- National Association of Counties visiting Tall Timbers
- Red Hills Fire Festival
RESEARCH & LAND MANAGEMENT
- Stoddard Bird Lab news
- Fire and Wildlife Management at Tall Timbers
- Tree Stumps Reveal Fire History
- Quail Forecast
Fall 2016 | Vol 9 | No 4
Tree Stumps from Tyndall Air Force Base Reveal Fire History
The Southeastern Coastal Plain Tree-Ring Laboratory at Tall Timbers continues its effort to reconstruct the history of fire in longleaf pine ecosystems by exploring new sites. The lab is administered by the Fire Ecology Program (Kevin Robertson and Monica Rother) along with research associate Jean Huffman. Last month, Robertson and Rother completed a successful expedition to Tyndall Air Force Base, near Panama City, Florida. Huffman had previously scouted the area back in 2014 and was impressed by the presence of large, old stumps in certain locations. Our most recent trip resulted in the collection of 33 stumps, all from a flatwoods site in the southeastern portion of the Air Force Base.

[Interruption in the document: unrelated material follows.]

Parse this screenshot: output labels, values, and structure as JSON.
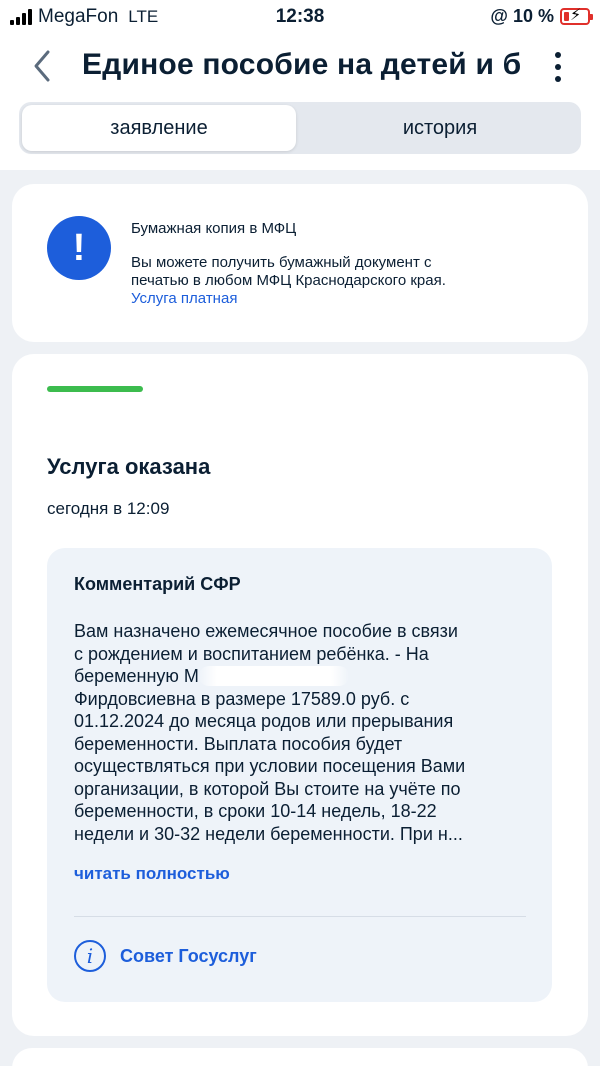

Fieldwork for this type of research is generally time and labor intensive. However, we benefited from the support of Tyndall Forester Dann Childs and Forestry Technician Richard Turner who used their heavy equipment (an excavator and a front-end loader) to remove the stumps from the ground and load them for transport back to Tall Timbers. Heavy equipment is not necessary for this type of research but significantly improves time efficiency. Although we have not yet processed the stumps for analysis, our initial cuts uncovered evidence of repeated fire scarring, so we are optimistic about the prospects of using this site to learn details regarding historic fires.
Now that the stumps have been collected, our next step will be to slice each one into smaller sections and sand those sections to improve the visibility of the tree rings. We will then scan the wood and carefully date the rings with the help of specialized software. We do not yet know when the trees lived and died, but it seems likely that at least some of the stumps will date back into the 1700s, possibly earlier. Ultimately, we hope our findings will help put frequent fire in its historic context as an essential ecosystem process in addition to being a present day land management tool.